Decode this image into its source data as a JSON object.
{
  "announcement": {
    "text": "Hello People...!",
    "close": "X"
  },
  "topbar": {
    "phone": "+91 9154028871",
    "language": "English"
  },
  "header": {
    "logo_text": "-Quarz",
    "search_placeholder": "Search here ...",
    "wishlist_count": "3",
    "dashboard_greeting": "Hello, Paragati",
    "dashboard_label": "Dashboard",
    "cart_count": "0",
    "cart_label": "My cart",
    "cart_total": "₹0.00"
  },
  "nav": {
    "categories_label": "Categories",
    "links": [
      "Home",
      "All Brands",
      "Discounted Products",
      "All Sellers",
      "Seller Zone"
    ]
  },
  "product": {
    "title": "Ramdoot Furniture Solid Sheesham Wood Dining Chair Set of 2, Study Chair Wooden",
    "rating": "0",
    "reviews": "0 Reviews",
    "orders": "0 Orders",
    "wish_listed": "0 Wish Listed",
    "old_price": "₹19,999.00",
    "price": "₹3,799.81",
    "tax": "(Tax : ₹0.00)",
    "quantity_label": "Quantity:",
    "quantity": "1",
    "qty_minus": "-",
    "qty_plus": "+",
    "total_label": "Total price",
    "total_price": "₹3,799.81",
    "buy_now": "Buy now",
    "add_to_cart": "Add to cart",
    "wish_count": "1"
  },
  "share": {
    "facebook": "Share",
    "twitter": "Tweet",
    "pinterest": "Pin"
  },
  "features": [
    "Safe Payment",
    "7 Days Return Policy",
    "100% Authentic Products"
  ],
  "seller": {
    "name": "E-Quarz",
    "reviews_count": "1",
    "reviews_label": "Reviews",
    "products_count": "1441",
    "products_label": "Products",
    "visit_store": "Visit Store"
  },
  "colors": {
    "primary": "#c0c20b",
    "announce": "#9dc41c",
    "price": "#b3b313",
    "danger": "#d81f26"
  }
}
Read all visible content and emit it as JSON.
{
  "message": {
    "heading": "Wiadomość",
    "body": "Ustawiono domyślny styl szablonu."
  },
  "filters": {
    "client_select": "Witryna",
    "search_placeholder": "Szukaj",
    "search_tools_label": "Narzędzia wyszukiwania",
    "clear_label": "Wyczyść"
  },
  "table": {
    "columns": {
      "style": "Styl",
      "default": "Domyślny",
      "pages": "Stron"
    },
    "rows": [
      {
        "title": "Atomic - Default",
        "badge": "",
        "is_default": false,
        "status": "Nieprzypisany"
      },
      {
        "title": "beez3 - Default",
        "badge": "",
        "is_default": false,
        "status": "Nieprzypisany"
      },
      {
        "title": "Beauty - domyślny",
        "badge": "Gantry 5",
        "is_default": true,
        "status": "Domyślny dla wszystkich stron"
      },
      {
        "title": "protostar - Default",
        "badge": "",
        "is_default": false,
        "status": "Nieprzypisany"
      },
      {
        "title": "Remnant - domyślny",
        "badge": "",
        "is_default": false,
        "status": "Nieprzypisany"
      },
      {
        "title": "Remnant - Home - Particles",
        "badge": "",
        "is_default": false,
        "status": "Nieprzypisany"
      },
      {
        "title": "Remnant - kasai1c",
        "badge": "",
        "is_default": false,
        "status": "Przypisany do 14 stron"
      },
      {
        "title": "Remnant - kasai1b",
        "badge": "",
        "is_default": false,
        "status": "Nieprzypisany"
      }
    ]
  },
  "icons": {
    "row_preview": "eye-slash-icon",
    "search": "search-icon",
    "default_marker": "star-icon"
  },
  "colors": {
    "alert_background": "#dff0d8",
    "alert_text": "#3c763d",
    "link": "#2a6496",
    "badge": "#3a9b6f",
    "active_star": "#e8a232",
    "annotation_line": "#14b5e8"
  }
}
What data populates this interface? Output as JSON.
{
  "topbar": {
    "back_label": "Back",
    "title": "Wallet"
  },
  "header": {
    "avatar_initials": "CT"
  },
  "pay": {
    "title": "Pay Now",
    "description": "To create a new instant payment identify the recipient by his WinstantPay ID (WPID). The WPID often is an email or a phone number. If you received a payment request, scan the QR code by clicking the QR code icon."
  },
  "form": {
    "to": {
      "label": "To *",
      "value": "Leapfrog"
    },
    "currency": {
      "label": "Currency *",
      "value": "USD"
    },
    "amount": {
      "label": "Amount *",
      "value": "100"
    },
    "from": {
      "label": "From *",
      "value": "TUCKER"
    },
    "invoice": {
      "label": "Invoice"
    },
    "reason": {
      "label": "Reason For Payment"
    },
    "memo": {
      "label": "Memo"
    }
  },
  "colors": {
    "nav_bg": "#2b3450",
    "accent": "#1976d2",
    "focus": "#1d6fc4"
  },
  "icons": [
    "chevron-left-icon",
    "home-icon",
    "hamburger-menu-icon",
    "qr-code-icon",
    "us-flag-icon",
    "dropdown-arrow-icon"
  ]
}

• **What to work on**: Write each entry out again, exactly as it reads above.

• **Task response**:
Decode this image into its source data as a JSON object.
{
  "announcement": {
    "text": "Hello People...!",
    "close": "X"
  },
  "topbar": {
    "phone": "+91 9154028871",
    "language": "English"
  },
  "header": {
    "logo_text": "-Quarz",
    "search_placeholder": "Search here ...",
    "wishlist_count": "3",
    "dashboard_greeting": "Hello, Paragati",
    "dashboard_label": "Dashboard",
    "cart_count": "0",
    "cart_label": "My cart",
    "cart_total": "₹0.00"
  },
  "nav": {
    "categories_label": "Categories",
    "links": [
      "Home",
      "All Brands",
      "Discounted Products",
      "All Sellers",
      "Seller Zone"
    ]
  },
  "product": {
    "title": "Ramdoot Furniture Solid Sheesham Wood Dining Chair Set of 2, Study Chair Wooden",
    "rating": "0",
    "reviews": "0 Reviews",
    "orders": "0 Orders",
    "wish_listed": "0 Wish Listed",
    "old_price": "₹19,999.00",
    "price": "₹3,799.81",
    "tax": "(Tax : ₹0.00)",
    "quantity_label": "Quantity:",
    "quantity": "1",
    "qty_minus": "-",
    "qty_plus": "+",
    "total_label": "Total price",
    "total_price": "₹3,799.81",
    "buy_now": "Buy now",
    "add_to_cart": "Add to cart",
    "wish_count": "1"
  },
  "share": {
    "facebook": "Share",
    "twitter": "Tweet",
    "pinterest": "Pin"
  },
  "features": [
    "Safe Payment",
    "7 Days Return Policy",
    "100% Authentic Products"
  ],
  "seller": {
    "name": "E-Quarz",
    "reviews_count": "1",
    "reviews_label": "Reviews",
    "products_count": "1441",
    "products_label": "Products",
    "visit_store": "Visit Store"
  },
  "colors": {
    "primary": "#c0c20b",
    "announce": "#9dc41c",
    "price": "#b3b313",
    "danger": "#d81f26"
  }
}
Read all visible content and emit it as JSON.
{
  "message": {
    "heading": "Wiadomość",
    "body": "Ustawiono domyślny styl szablonu."
  },
  "filters": {
    "client_select": "Witryna",
    "search_placeholder": "Szukaj",
    "search_tools_label": "Narzędzia wyszukiwania",
    "clear_label": "Wyczyść"
  },
  "table": {
    "columns": {
      "style": "Styl",
      "default": "Domyślny",
      "pages": "Stron"
    },
    "rows": [
      {
        "title": "Atomic - Default",
        "badge": "",
        "is_default": false,
        "status": "Nieprzypisany"
      },
      {
        "title": "beez3 - Default",
        "badge": "",
        "is_default": false,
        "status": "Nieprzypisany"
      },
      {
        "title": "Beauty - domyślny",
        "badge": "Gantry 5",
        "is_default": true,
        "status": "Domyślny dla wszystkich stron"
      },
      {
        "title": "protostar - Default",
        "badge": "",
        "is_default": false,
        "status": "Nieprzypisany"
      },
      {
        "title": "Remnant - domyślny",
        "badge": "",
        "is_default": false,
        "status": "Nieprzypisany"
      },
      {
        "title": "Remnant - Home - Particles",
        "badge": "",
        "is_default": false,
        "status": "Nieprzypisany"
      },
      {
        "title": "Remnant - kasai1c",
        "badge": "",
        "is_default": false,
        "status": "Przypisany do 14 stron"
      },
      {
        "title": "Remnant - kasai1b",
        "badge": "",
        "is_default": false,
        "status": "Nieprzypisany"
      }
    ]
  },
  "icons": {
    "row_preview": "eye-slash-icon",
    "search": "search-icon",
    "default_marker": "star-icon"
  },
  "colors": {
    "alert_background": "#dff0d8",
    "alert_text": "#3c763d",
    "link": "#2a6496",
    "badge": "#3a9b6f",
    "active_star": "#e8a232",
    "annotation_line": "#14b5e8"
  }
}
What data populates this interface? Output as JSON.
{
  "topbar": {
    "back_label": "Back",
    "title": "Wallet"
  },
  "header": {
    "avatar_initials": "CT"
  },
  "pay": {
    "title": "Pay Now",
    "description": "To create a new instant payment identify the recipient by his WinstantPay ID (WPID). The WPID often is an email or a phone number. If you received a payment request, scan the QR code by clicking the QR code icon."
  },
  "form": {
    "to": {
      "label": "To *",
      "value": "Leapfrog"
    },
    "currency": {
      "label": "Currency *",
      "value": "USD"
    },
    "amount": {
      "label": "Amount *",
      "value": "100"
    },
    "from": {
      "label": "From *",
      "value": "TUCKER"
    },
    "invoice": {
      "label": "Invoice"
    },
    "reason": {
      "label": "Reason For Payment"
    },
    "memo": {
      "label": "Memo"
    }
  },
  "colors": {
    "nav_bg": "#2b3450",
    "accent": "#1976d2",
    "focus": "#1d6fc4"
  },
  "icons": [
    "chevron-left-icon",
    "home-icon",
    "hamburger-menu-icon",
    "qr-code-icon",
    "us-flag-icon",
    "dropdown-arrow-icon"
  ]
}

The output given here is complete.